* [ACTIVITY]
Once every line in the data that follows has been checked for the word "optional", give only the number of lines that hold it.

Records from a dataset
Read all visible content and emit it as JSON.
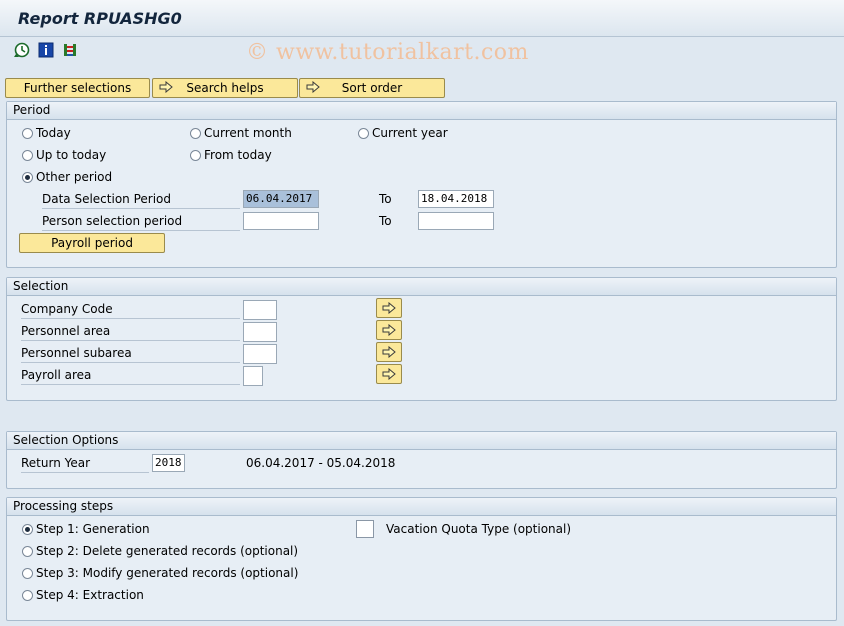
{
  "title": "Report RPUASHG0",
  "watermark": "© www.tutorialkart.com",
  "toolbar": {
    "execute_icon": "execute-clock-icon",
    "info_icon": "info-icon",
    "selection_icon": "selection-screen-icon"
  },
  "top_buttons": {
    "further_selections": "Further selections",
    "search_helps": "Search helps",
    "sort_order": "Sort order"
  },
  "period": {
    "header": "Period",
    "today": "Today",
    "current_month": "Current month",
    "current_year": "Current year",
    "up_to_today": "Up to today",
    "from_today": "From today",
    "other_period": "Other period",
    "data_selection_label": "Data Selection Period",
    "data_selection_from": "06.04.2017",
    "to_label_1": "To",
    "data_selection_to": "18.04.2018",
    "person_selection_label": "Person selection period",
    "person_selection_from": "",
    "to_label_2": "To",
    "person_selection_to": "",
    "payroll_button": "Payroll period"
  },
  "selection": {
    "header": "Selection",
    "company_code": "Company Code",
    "personnel_area": "Personnel area",
    "personnel_subarea": "Personnel subarea",
    "payroll_area": "Payroll area"
  },
  "selection_options": {
    "header": "Selection Options",
    "return_year_label": "Return Year",
    "return_year_value": "2018",
    "range_text": "06.04.2017 - 05.04.2018"
  },
  "processing": {
    "header": "Processing steps",
    "step1": "Step 1: Generation",
    "step2": "Step 2: Delete generated records (optional)",
    "step3": "Step 3: Modify generated records (optional)",
    "step4": "Step 4: Extraction",
    "vacation_quota": "Vacation Quota Type (optional)"
  },
  "colors": {
    "button_yellow": "#fbe89a",
    "group_bg": "#e7eef5",
    "selected_field": "#a9c0da"
  }
}
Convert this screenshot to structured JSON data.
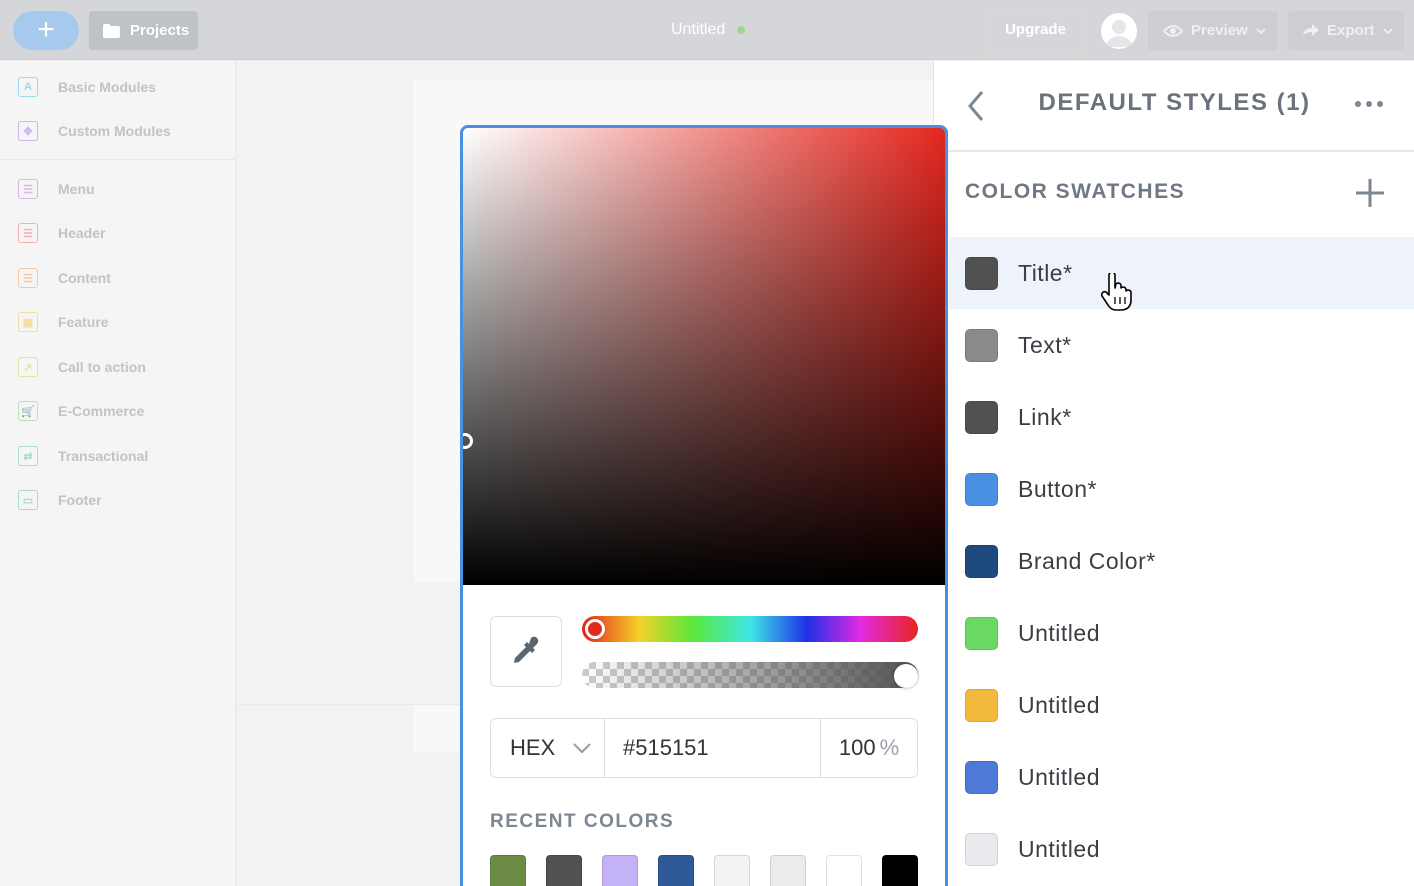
{
  "topbar": {
    "add_label": "+",
    "projects_label": "Projects",
    "doc_title": "Untitled",
    "upgrade_label": "Upgrade",
    "preview_label": "Preview",
    "export_label": "Export"
  },
  "sidebar": {
    "items": [
      {
        "label": "Basic Modules",
        "color": "#9fd8ef",
        "glyph": "A"
      },
      {
        "label": "Custom Modules",
        "color": "#c9b8ee",
        "glyph": "✥"
      },
      {
        "label": "Menu",
        "color": "#d9b6e6",
        "glyph": "☰"
      },
      {
        "label": "Header",
        "color": "#f2b1b1",
        "glyph": "☰"
      },
      {
        "label": "Content",
        "color": "#f6c8a6",
        "glyph": "☰"
      },
      {
        "label": "Feature",
        "color": "#f4dc9e",
        "glyph": "▦"
      },
      {
        "label": "Call to action",
        "color": "#d6e9a2",
        "glyph": "➚"
      },
      {
        "label": "E-Commerce",
        "color": "#b9e5b5",
        "glyph": "🛒"
      },
      {
        "label": "Transactional",
        "color": "#a7dfc7",
        "glyph": "⇄"
      },
      {
        "label": "Footer",
        "color": "#a7dcc3",
        "glyph": "▭"
      }
    ]
  },
  "picker": {
    "hue_color": "#e4281f",
    "mode": "HEX",
    "hex_value": "#515151",
    "alpha_value": "100",
    "alpha_unit": "%",
    "recent_label": "RECENT COLORS",
    "recent_colors": [
      "#6b8b45",
      "#515151",
      "#c4b2f8",
      "#2f5a9a",
      "#f3f3f3",
      "#ececec",
      "#ffffff",
      "#000000"
    ]
  },
  "panel": {
    "title": "DEFAULT STYLES (1)",
    "section_title": "COLOR SWATCHES",
    "swatches": [
      {
        "name": "Title*",
        "color": "#515151"
      },
      {
        "name": "Text*",
        "color": "#8a8a8a"
      },
      {
        "name": "Link*",
        "color": "#515151"
      },
      {
        "name": "Button*",
        "color": "#4a90e2"
      },
      {
        "name": "Brand Color*",
        "color": "#1f4a80"
      },
      {
        "name": "Untitled",
        "color": "#6cd864"
      },
      {
        "name": "Untitled",
        "color": "#f3b93c"
      },
      {
        "name": "Untitled",
        "color": "#4f79d6"
      },
      {
        "name": "Untitled",
        "color": "#e8eaed"
      }
    ]
  }
}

* [SOLVED PROBLEM]
3